# [TO DO]
The entries that follow must be written out exactly, without any of the pictures they contain.

# [MATERIAL SUPPLIED]
━━━━

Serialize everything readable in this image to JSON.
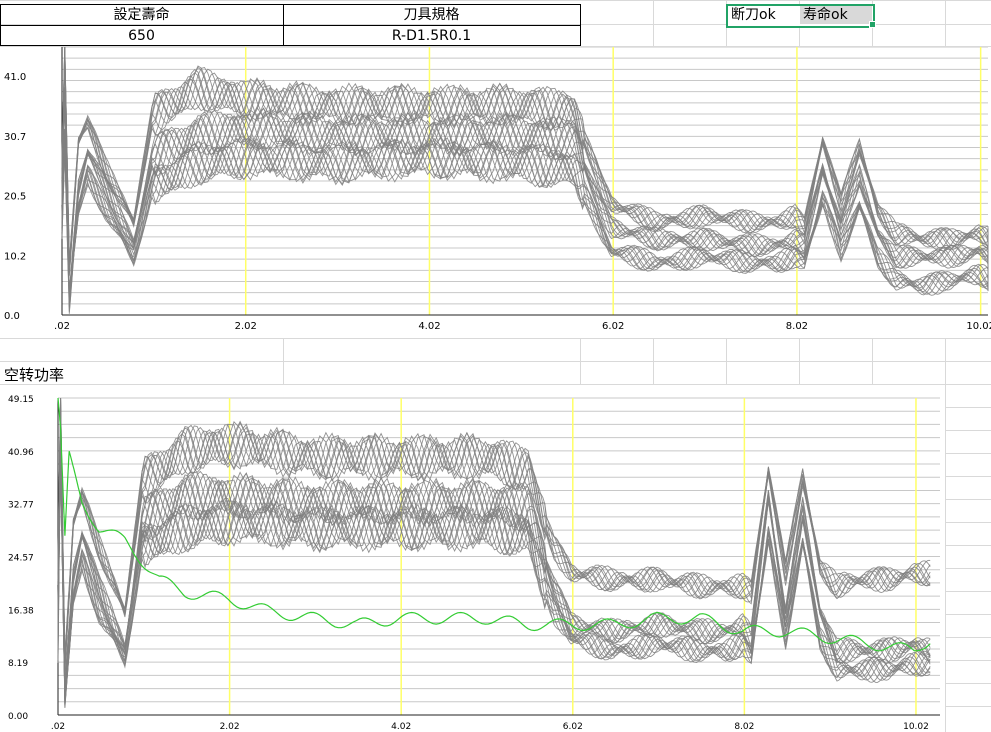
{
  "sheet": {
    "header_life": "設定壽命",
    "header_spec": "刀具規格",
    "value_life": "650",
    "value_spec": "R-D1.5R0.1",
    "status_break": "断刀ok",
    "status_life": "寿命ok"
  },
  "chart_data": [
    {
      "type": "line",
      "title": "",
      "xlabel": "",
      "ylabel": "",
      "xlim": [
        0.02,
        10.1
      ],
      "ylim": [
        0.0,
        46.0
      ],
      "x_ticks": [
        ".02",
        "2.02",
        "4.02",
        "6.02",
        "8.02",
        "10.02"
      ],
      "y_ticks": [
        "0.0",
        "10.2",
        "20.5",
        "30.7",
        "41.0"
      ],
      "grid": true,
      "legend": "none",
      "series_color": "#808080",
      "marker_color": "#ffff66",
      "markers_x": [
        2.02,
        4.02,
        6.02,
        8.02,
        10.02
      ],
      "series": [
        {
          "x": [
            0.02,
            0.05,
            0.1,
            0.2,
            0.3,
            0.5,
            0.8,
            1.0,
            1.5,
            2.0,
            3.0,
            4.0,
            5.0,
            5.6,
            5.9,
            6.0,
            6.5,
            7.0,
            7.5,
            7.8,
            8.0,
            8.1,
            8.3,
            8.5,
            8.7,
            8.9,
            9.1,
            9.4,
            9.7,
            10.0,
            10.3
          ],
          "values": [
            15,
            30,
            2,
            22,
            28,
            22,
            12,
            27,
            31,
            32,
            31,
            31,
            31,
            30,
            18,
            15,
            13,
            13,
            12,
            12,
            13,
            12,
            25,
            15,
            24,
            14,
            10,
            10,
            10,
            11,
            9
          ]
        },
        {
          "x": [
            0.02,
            0.05,
            0.1,
            0.2,
            0.3,
            0.5,
            0.8,
            1.0,
            1.5,
            2.0,
            3.0,
            4.0,
            5.0,
            5.6,
            5.9,
            6.0,
            6.5,
            7.0,
            7.5,
            7.8,
            8.0,
            8.1,
            8.3,
            8.5,
            8.7,
            8.9,
            9.1,
            9.4,
            9.7,
            10.0,
            10.3
          ],
          "values": [
            25,
            45,
            8,
            30,
            33,
            25,
            16,
            34,
            39,
            37,
            36,
            36,
            36,
            35,
            22,
            19,
            16,
            17,
            16,
            16,
            17,
            15,
            30,
            19,
            29,
            18,
            14,
            13,
            13,
            14,
            12
          ]
        },
        {
          "x": [
            0.02,
            0.05,
            0.1,
            0.2,
            0.3,
            0.5,
            0.8,
            1.0,
            1.5,
            2.0,
            3.0,
            4.0,
            5.0,
            5.6,
            5.9,
            6.0,
            6.5,
            7.0,
            7.5,
            7.8,
            8.0,
            8.1,
            8.3,
            8.5,
            8.7,
            8.9,
            9.1,
            9.4,
            9.7,
            10.0,
            10.3
          ],
          "values": [
            20,
            38,
            4,
            18,
            24,
            18,
            10,
            22,
            26,
            27,
            26,
            27,
            26,
            25,
            14,
            11,
            9,
            10,
            9,
            9,
            10,
            9,
            20,
            11,
            19,
            10,
            6,
            5,
            6,
            7,
            5
          ]
        }
      ]
    },
    {
      "type": "line",
      "title": "空转功率",
      "xlabel": "",
      "ylabel": "",
      "xlim": [
        0.02,
        10.3
      ],
      "ylim": [
        0.0,
        49.15
      ],
      "x_ticks": [
        ".02",
        "2.02",
        "4.02",
        "6.02",
        "8.02",
        "10.02"
      ],
      "y_ticks": [
        "0.00",
        "8.19",
        "16.38",
        "24.57",
        "32.77",
        "40.96",
        "49.15"
      ],
      "grid": true,
      "legend": "none",
      "series_color": "#808080",
      "highlight_color": "#33cc33",
      "marker_color": "#ffff66",
      "markers_x": [
        2.02,
        4.02,
        6.02,
        8.02,
        10.02
      ],
      "series": [
        {
          "x": [
            0.02,
            0.05,
            0.1,
            0.2,
            0.3,
            0.5,
            0.8,
            1.0,
            1.5,
            2.0,
            3.0,
            4.0,
            5.0,
            5.5,
            5.8,
            6.0,
            6.5,
            7.0,
            7.5,
            7.8,
            8.0,
            8.1,
            8.3,
            8.5,
            8.7,
            8.9,
            9.1,
            9.4,
            9.7,
            10.0,
            10.2
          ],
          "values": [
            10,
            45,
            3,
            22,
            28,
            20,
            10,
            30,
            34,
            34,
            33,
            33,
            33,
            32,
            20,
            14,
            13,
            14,
            13,
            13,
            14,
            12,
            34,
            15,
            32,
            16,
            10,
            10,
            10,
            11,
            10
          ]
        },
        {
          "x": [
            0.02,
            0.05,
            0.1,
            0.2,
            0.3,
            0.5,
            0.8,
            1.0,
            1.5,
            2.0,
            3.0,
            4.0,
            5.0,
            5.5,
            5.8,
            6.0,
            6.5,
            7.0,
            7.5,
            7.8,
            8.0,
            8.1,
            8.3,
            8.5,
            8.7,
            8.9,
            9.1,
            9.4,
            9.7,
            10.0,
            10.2
          ],
          "values": [
            22,
            48,
            8,
            30,
            34,
            26,
            16,
            36,
            41,
            42,
            40,
            40,
            40,
            38,
            26,
            22,
            21,
            21,
            20,
            20,
            20,
            19,
            38,
            22,
            37,
            23,
            20,
            21,
            21,
            22,
            22
          ]
        },
        {
          "x": [
            0.02,
            0.05,
            0.1,
            0.2,
            0.3,
            0.5,
            0.8,
            1.0,
            1.5,
            2.0,
            3.0,
            4.0,
            5.0,
            5.5,
            5.8,
            6.0,
            6.5,
            7.0,
            7.5,
            7.8,
            8.0,
            8.1,
            8.3,
            8.5,
            8.7,
            8.9,
            9.1,
            9.4,
            9.7,
            10.0,
            10.2
          ],
          "values": [
            15,
            40,
            2,
            18,
            24,
            16,
            9,
            26,
            29,
            30,
            29,
            29,
            29,
            28,
            16,
            12,
            10,
            11,
            10,
            10,
            11,
            9,
            28,
            12,
            27,
            12,
            7,
            7,
            7,
            8,
            8
          ]
        },
        {
          "name": "",
          "highlight": true,
          "x": [
            0.02,
            0.05,
            0.1,
            0.15,
            0.3,
            0.5,
            0.8,
            1.0,
            1.2,
            1.5,
            2.0,
            2.5,
            3.0,
            3.5,
            4.0,
            4.5,
            5.0,
            5.5,
            6.0,
            6.5,
            7.0,
            7.5,
            8.0,
            8.5,
            9.0,
            9.5,
            10.0,
            10.2
          ],
          "values": [
            49,
            44,
            27,
            40,
            33,
            29,
            27,
            24,
            21,
            19,
            18,
            16,
            15,
            14,
            15,
            15,
            15,
            14,
            14,
            14,
            15,
            15,
            13,
            13,
            12,
            11,
            10,
            12
          ]
        }
      ]
    }
  ]
}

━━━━

# [SOLUTION FOR THIS TASK]
Serialize everything readable in this image to JSON.
{
  "sheet": {
    "header_life": "設定壽命",
    "header_spec": "刀具規格",
    "value_life": "650",
    "value_spec": "R-D1.5R0.1",
    "status_break": "断刀ok",
    "status_life": "寿命ok"
  },
  "chart_data": [
    {
      "type": "line",
      "title": "",
      "xlabel": "",
      "ylabel": "",
      "xlim": [
        0.02,
        10.1
      ],
      "ylim": [
        0.0,
        46.0
      ],
      "x_ticks": [
        ".02",
        "2.02",
        "4.02",
        "6.02",
        "8.02",
        "10.02"
      ],
      "y_ticks": [
        "0.0",
        "10.2",
        "20.5",
        "30.7",
        "41.0"
      ],
      "grid": true,
      "legend": "none",
      "series_color": "#808080",
      "marker_color": "#ffff66",
      "markers_x": [
        2.02,
        4.02,
        6.02,
        8.02,
        10.02
      ],
      "series": [
        {
          "x": [
            0.02,
            0.05,
            0.1,
            0.2,
            0.3,
            0.5,
            0.8,
            1.0,
            1.5,
            2.0,
            3.0,
            4.0,
            5.0,
            5.6,
            5.9,
            6.0,
            6.5,
            7.0,
            7.5,
            7.8,
            8.0,
            8.1,
            8.3,
            8.5,
            8.7,
            8.9,
            9.1,
            9.4,
            9.7,
            10.0,
            10.3
          ],
          "values": [
            15,
            30,
            2,
            22,
            28,
            22,
            12,
            27,
            31,
            32,
            31,
            31,
            31,
            30,
            18,
            15,
            13,
            13,
            12,
            12,
            13,
            12,
            25,
            15,
            24,
            14,
            10,
            10,
            10,
            11,
            9
          ]
        },
        {
          "x": [
            0.02,
            0.05,
            0.1,
            0.2,
            0.3,
            0.5,
            0.8,
            1.0,
            1.5,
            2.0,
            3.0,
            4.0,
            5.0,
            5.6,
            5.9,
            6.0,
            6.5,
            7.0,
            7.5,
            7.8,
            8.0,
            8.1,
            8.3,
            8.5,
            8.7,
            8.9,
            9.1,
            9.4,
            9.7,
            10.0,
            10.3
          ],
          "values": [
            25,
            45,
            8,
            30,
            33,
            25,
            16,
            34,
            39,
            37,
            36,
            36,
            36,
            35,
            22,
            19,
            16,
            17,
            16,
            16,
            17,
            15,
            30,
            19,
            29,
            18,
            14,
            13,
            13,
            14,
            12
          ]
        },
        {
          "x": [
            0.02,
            0.05,
            0.1,
            0.2,
            0.3,
            0.5,
            0.8,
            1.0,
            1.5,
            2.0,
            3.0,
            4.0,
            5.0,
            5.6,
            5.9,
            6.0,
            6.5,
            7.0,
            7.5,
            7.8,
            8.0,
            8.1,
            8.3,
            8.5,
            8.7,
            8.9,
            9.1,
            9.4,
            9.7,
            10.0,
            10.3
          ],
          "values": [
            20,
            38,
            4,
            18,
            24,
            18,
            10,
            22,
            26,
            27,
            26,
            27,
            26,
            25,
            14,
            11,
            9,
            10,
            9,
            9,
            10,
            9,
            20,
            11,
            19,
            10,
            6,
            5,
            6,
            7,
            5
          ]
        }
      ]
    },
    {
      "type": "line",
      "title": "空转功率",
      "xlabel": "",
      "ylabel": "",
      "xlim": [
        0.02,
        10.3
      ],
      "ylim": [
        0.0,
        49.15
      ],
      "x_ticks": [
        ".02",
        "2.02",
        "4.02",
        "6.02",
        "8.02",
        "10.02"
      ],
      "y_ticks": [
        "0.00",
        "8.19",
        "16.38",
        "24.57",
        "32.77",
        "40.96",
        "49.15"
      ],
      "grid": true,
      "legend": "none",
      "series_color": "#808080",
      "highlight_color": "#33cc33",
      "marker_color": "#ffff66",
      "markers_x": [
        2.02,
        4.02,
        6.02,
        8.02,
        10.02
      ],
      "series": [
        {
          "x": [
            0.02,
            0.05,
            0.1,
            0.2,
            0.3,
            0.5,
            0.8,
            1.0,
            1.5,
            2.0,
            3.0,
            4.0,
            5.0,
            5.5,
            5.8,
            6.0,
            6.5,
            7.0,
            7.5,
            7.8,
            8.0,
            8.1,
            8.3,
            8.5,
            8.7,
            8.9,
            9.1,
            9.4,
            9.7,
            10.0,
            10.2
          ],
          "values": [
            10,
            45,
            3,
            22,
            28,
            20,
            10,
            30,
            34,
            34,
            33,
            33,
            33,
            32,
            20,
            14,
            13,
            14,
            13,
            13,
            14,
            12,
            34,
            15,
            32,
            16,
            10,
            10,
            10,
            11,
            10
          ]
        },
        {
          "x": [
            0.02,
            0.05,
            0.1,
            0.2,
            0.3,
            0.5,
            0.8,
            1.0,
            1.5,
            2.0,
            3.0,
            4.0,
            5.0,
            5.5,
            5.8,
            6.0,
            6.5,
            7.0,
            7.5,
            7.8,
            8.0,
            8.1,
            8.3,
            8.5,
            8.7,
            8.9,
            9.1,
            9.4,
            9.7,
            10.0,
            10.2
          ],
          "values": [
            22,
            48,
            8,
            30,
            34,
            26,
            16,
            36,
            41,
            42,
            40,
            40,
            40,
            38,
            26,
            22,
            21,
            21,
            20,
            20,
            20,
            19,
            38,
            22,
            37,
            23,
            20,
            21,
            21,
            22,
            22
          ]
        },
        {
          "x": [
            0.02,
            0.05,
            0.1,
            0.2,
            0.3,
            0.5,
            0.8,
            1.0,
            1.5,
            2.0,
            3.0,
            4.0,
            5.0,
            5.5,
            5.8,
            6.0,
            6.5,
            7.0,
            7.5,
            7.8,
            8.0,
            8.1,
            8.3,
            8.5,
            8.7,
            8.9,
            9.1,
            9.4,
            9.7,
            10.0,
            10.2
          ],
          "values": [
            15,
            40,
            2,
            18,
            24,
            16,
            9,
            26,
            29,
            30,
            29,
            29,
            29,
            28,
            16,
            12,
            10,
            11,
            10,
            10,
            11,
            9,
            28,
            12,
            27,
            12,
            7,
            7,
            7,
            8,
            8
          ]
        },
        {
          "name": "",
          "highlight": true,
          "x": [
            0.02,
            0.05,
            0.1,
            0.15,
            0.3,
            0.5,
            0.8,
            1.0,
            1.2,
            1.5,
            2.0,
            2.5,
            3.0,
            3.5,
            4.0,
            4.5,
            5.0,
            5.5,
            6.0,
            6.5,
            7.0,
            7.5,
            8.0,
            8.5,
            9.0,
            9.5,
            10.0,
            10.2
          ],
          "values": [
            49,
            44,
            27,
            40,
            33,
            29,
            27,
            24,
            21,
            19,
            18,
            16,
            15,
            14,
            15,
            15,
            15,
            14,
            14,
            14,
            15,
            15,
            13,
            13,
            12,
            11,
            10,
            12
          ]
        }
      ]
    }
  ]
}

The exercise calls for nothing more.